Show each line of the records in which the word "kind" occurs.

Data provided:
⁂

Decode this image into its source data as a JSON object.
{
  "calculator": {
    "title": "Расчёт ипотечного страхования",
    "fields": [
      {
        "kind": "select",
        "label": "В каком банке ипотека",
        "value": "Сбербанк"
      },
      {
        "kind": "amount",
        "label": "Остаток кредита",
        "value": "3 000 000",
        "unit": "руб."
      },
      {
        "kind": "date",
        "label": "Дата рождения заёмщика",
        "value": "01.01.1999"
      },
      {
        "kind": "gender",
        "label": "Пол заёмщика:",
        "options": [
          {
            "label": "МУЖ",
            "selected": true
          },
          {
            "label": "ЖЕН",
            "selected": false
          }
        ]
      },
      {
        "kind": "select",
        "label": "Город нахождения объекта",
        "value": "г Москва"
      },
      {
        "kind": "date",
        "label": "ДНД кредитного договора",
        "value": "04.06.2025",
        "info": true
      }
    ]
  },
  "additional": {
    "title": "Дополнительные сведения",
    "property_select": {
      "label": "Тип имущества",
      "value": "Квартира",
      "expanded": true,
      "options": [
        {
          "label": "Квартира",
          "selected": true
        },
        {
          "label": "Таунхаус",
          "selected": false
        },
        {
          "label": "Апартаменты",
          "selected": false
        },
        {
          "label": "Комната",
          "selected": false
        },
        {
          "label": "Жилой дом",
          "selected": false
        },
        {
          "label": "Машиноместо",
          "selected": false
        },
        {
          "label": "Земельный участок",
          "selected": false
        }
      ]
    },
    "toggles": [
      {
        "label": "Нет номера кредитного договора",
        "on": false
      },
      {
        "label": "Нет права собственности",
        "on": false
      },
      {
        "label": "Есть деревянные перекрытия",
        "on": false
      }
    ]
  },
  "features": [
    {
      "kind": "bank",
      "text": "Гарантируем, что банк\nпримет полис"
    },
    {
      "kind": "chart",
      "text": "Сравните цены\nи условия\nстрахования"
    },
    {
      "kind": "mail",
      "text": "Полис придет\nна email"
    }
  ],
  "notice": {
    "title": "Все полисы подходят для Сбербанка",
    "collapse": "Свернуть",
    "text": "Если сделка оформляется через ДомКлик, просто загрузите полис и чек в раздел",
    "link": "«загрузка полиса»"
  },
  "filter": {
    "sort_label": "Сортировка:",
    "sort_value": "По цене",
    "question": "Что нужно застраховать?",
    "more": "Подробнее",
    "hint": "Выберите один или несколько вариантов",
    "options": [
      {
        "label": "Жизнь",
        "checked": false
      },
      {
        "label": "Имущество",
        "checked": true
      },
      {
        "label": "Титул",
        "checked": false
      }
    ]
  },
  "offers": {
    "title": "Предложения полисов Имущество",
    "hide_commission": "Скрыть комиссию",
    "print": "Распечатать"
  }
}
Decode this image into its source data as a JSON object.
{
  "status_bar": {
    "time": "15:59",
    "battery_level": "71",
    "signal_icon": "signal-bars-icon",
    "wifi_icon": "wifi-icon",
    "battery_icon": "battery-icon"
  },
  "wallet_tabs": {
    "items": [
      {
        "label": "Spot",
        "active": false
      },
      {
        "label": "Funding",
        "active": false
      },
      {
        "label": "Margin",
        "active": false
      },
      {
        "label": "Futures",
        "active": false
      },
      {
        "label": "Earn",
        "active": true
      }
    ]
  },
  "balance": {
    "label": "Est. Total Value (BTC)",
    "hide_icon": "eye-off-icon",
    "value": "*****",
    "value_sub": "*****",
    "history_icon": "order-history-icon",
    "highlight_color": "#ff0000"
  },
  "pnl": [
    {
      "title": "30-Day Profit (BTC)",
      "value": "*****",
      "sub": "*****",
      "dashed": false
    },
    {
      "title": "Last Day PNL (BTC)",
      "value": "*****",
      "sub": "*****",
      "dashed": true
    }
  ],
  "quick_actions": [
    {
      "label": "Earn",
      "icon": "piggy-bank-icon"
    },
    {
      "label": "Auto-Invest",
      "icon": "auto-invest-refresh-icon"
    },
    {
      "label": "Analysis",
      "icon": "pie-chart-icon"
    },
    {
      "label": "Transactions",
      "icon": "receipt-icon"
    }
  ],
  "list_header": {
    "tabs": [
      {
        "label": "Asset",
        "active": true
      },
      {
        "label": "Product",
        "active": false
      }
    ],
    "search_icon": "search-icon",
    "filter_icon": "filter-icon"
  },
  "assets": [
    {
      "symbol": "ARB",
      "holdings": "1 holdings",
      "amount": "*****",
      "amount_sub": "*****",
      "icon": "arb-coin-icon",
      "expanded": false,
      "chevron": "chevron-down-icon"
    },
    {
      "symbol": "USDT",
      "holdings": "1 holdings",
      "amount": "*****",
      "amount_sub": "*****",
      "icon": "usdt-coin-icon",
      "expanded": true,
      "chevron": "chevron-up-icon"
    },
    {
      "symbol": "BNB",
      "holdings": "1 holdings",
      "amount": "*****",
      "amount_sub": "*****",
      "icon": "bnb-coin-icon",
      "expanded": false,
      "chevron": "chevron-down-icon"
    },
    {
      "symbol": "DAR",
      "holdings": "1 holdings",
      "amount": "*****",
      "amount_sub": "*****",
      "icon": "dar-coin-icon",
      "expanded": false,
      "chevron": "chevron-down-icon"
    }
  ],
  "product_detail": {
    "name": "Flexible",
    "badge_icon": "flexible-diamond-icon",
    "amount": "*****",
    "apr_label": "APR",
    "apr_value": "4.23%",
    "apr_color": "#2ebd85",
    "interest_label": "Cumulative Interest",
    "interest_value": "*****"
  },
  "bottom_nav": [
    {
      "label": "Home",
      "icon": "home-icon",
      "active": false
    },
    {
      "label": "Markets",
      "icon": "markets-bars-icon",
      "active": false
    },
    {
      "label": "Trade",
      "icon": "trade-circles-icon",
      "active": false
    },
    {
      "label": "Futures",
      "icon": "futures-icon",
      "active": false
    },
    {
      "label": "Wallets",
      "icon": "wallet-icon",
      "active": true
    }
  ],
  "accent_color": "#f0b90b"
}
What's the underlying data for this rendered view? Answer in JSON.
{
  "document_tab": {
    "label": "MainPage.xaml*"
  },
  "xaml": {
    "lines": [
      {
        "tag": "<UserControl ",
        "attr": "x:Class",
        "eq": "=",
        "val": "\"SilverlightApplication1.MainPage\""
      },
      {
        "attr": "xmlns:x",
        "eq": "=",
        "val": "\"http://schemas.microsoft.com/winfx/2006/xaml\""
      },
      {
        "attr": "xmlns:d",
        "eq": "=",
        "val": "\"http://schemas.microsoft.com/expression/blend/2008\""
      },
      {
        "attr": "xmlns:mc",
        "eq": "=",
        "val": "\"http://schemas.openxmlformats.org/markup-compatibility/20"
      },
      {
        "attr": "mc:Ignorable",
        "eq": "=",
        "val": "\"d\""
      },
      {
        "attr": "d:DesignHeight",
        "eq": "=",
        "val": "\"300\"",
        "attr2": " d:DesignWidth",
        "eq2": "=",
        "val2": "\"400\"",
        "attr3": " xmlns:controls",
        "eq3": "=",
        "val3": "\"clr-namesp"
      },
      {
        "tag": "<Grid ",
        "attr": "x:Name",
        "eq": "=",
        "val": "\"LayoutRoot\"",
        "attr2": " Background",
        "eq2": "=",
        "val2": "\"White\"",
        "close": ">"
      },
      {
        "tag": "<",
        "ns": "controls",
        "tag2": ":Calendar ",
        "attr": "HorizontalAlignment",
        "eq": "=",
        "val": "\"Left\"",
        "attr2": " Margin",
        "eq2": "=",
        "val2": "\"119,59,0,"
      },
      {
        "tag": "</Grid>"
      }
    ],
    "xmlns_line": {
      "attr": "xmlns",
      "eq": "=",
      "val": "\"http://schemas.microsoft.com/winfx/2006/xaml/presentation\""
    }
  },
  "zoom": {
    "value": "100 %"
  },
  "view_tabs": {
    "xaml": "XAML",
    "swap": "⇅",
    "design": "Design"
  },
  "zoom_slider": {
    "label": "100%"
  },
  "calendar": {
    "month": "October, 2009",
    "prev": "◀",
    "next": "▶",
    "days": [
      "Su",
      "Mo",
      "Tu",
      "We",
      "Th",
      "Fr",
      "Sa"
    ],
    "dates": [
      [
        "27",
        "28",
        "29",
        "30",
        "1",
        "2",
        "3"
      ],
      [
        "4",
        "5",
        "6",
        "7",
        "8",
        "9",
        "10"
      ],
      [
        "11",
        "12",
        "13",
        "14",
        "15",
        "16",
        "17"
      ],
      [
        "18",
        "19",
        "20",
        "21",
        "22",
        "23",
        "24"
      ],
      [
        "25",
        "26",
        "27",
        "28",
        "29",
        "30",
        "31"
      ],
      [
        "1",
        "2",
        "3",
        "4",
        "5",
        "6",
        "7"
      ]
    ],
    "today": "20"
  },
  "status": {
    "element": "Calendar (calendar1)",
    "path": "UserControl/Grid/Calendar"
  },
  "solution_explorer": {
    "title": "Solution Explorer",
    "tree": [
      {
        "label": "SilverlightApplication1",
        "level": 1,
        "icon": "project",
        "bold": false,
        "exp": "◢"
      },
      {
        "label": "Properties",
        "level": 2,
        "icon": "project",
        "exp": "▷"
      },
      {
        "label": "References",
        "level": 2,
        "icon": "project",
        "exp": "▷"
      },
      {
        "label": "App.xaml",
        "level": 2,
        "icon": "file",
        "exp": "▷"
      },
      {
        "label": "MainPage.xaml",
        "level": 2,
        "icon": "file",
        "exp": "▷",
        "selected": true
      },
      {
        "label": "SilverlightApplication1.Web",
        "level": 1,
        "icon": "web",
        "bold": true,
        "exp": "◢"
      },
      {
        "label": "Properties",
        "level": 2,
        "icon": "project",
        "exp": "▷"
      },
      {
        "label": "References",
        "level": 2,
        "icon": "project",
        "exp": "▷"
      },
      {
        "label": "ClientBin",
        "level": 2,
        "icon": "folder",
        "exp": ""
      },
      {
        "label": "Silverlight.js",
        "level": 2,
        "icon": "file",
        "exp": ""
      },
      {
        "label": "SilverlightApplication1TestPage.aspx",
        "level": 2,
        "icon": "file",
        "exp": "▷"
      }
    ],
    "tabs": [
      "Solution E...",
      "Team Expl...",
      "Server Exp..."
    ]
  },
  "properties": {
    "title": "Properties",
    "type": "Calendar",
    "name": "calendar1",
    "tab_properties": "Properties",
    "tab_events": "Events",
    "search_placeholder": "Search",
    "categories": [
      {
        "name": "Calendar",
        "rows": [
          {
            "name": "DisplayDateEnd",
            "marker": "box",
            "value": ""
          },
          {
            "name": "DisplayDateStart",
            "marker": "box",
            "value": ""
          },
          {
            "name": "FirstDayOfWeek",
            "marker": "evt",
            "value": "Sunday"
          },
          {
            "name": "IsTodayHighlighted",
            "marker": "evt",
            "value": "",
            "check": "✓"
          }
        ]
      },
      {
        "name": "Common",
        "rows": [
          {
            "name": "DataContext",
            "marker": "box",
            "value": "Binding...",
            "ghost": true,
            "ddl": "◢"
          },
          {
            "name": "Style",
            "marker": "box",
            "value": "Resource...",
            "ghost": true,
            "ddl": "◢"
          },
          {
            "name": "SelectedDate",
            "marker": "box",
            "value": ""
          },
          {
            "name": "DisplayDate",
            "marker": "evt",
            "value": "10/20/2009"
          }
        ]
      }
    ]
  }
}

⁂

Expected answer:
        "kind": "select",
        "kind": "amount",
        "kind": "date",
        "kind": "gender",
        "kind": "select",
        "kind": "date",
      "kind": "bank",
      "kind": "chart",
      "kind": "mail",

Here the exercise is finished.